Serenity Farm, a farm animal rescue, adoption and education center on Old Barnstable Road in East Falmouth, is open again after closing for nearly a week earlier this month.
Owner Anne Jennings closed the farm as a precaution after a horse had to be euthanized for what was initially an unidentified illness.
The farm had been closed from January 6 to January 11.
Health officials determined that the horse, a 12-year-old Tennessee walking horse named Johnny who was owned by a longtime volunteer at the farm, died from equine protozoal myeloencephalitis, or EPM, a noncontagious disease of horses that affects the central nervous system, Ms. Jennings said.
EPM is a disease of the brain and/or spinal cord of the horse, which is caused by a protozoan organism.
“This is not Eastern equine encephalitis, and it cannot be passed to humans or other horses. It is actually carried by possums,” Ms. Jennings said. “EPM is not very common, and the horse probably had it for a number of years. He was under a vet’s care and being treated for symptoms. He had been doing very well.”
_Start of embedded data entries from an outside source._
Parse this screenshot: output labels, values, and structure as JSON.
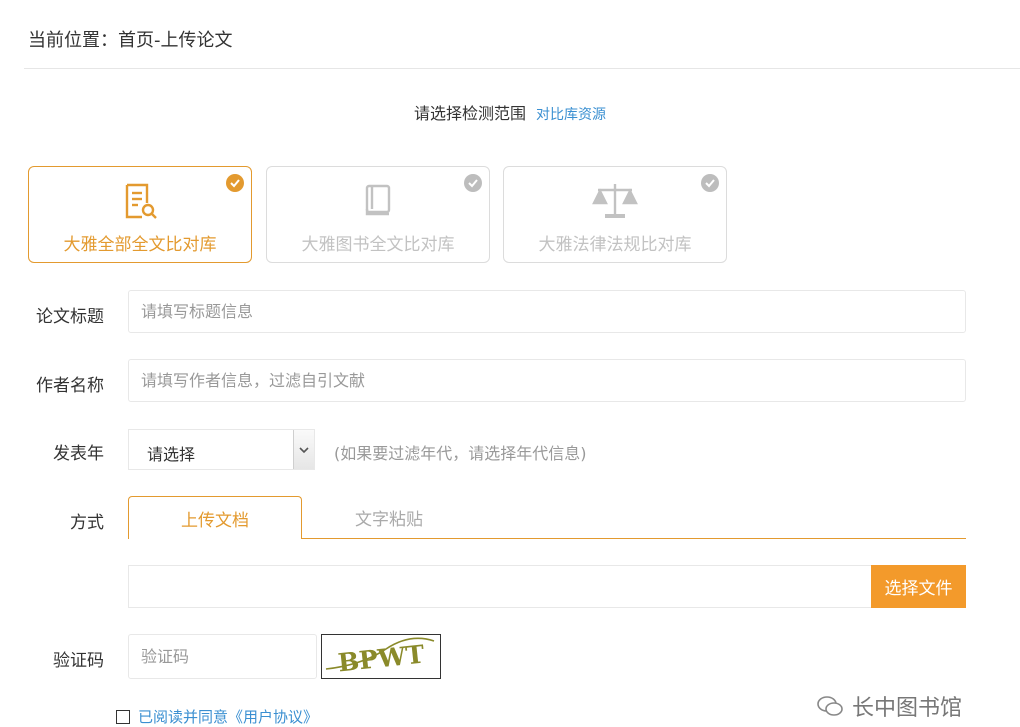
{
  "breadcrumb": "当前位置：首页-上传论文",
  "scope": {
    "title": "请选择检测范围",
    "link": "对比库资源"
  },
  "databases": [
    {
      "label": "大雅全部全文比对库",
      "icon": "document-search-icon",
      "selected": true
    },
    {
      "label": "大雅图书全文比对库",
      "icon": "book-icon",
      "selected": false
    },
    {
      "label": "大雅法律法规比对库",
      "icon": "scales-icon",
      "selected": false
    }
  ],
  "form": {
    "title_label": "论文标题",
    "title_placeholder": "请填写标题信息",
    "author_label": "作者名称",
    "author_placeholder": "请填写作者信息，过滤自引文献",
    "year_label": "发表年",
    "year_value": "请选择",
    "year_hint": "(如果要过滤年代，请选择年代信息)",
    "method_label": "方式",
    "tabs": [
      "上传文档",
      "文字粘贴"
    ],
    "file_button": "选择文件",
    "captcha_label": "验证码",
    "captcha_placeholder": "验证码",
    "captcha_text": "BPWT",
    "agreement": "已阅读并同意《用户协议》"
  },
  "watermark": "长中图书馆",
  "colors": {
    "accent": "#e39a2f",
    "button": "#f39a2b",
    "link": "#3a8fd1"
  }
}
The horses’s symptoms were similar to those related to the neurological herpes virus, Ms. Jennings said.
“It was one of those horrible things. The horse couldn’t stand up. He was staggering, and his hind end was really weak, but his front end was fine. He had had a fever a few days before, and just the small stress of the fever pushed him over the edge, as it were,” she said.
Veterinarians tested the horse for rabies and other illnesses, all of which turned out to be negative.
“We had two other horses with a fever for three days. This is not uncommon, especially with the crazy weather we’ve been having. Others told me they had horses that also had fever. It wasn’t related at all [to the horse with EPM],” Ms. Jennings said. “I closed the farm as a precaution, and the other horses are all fine. We’re happy to be open.”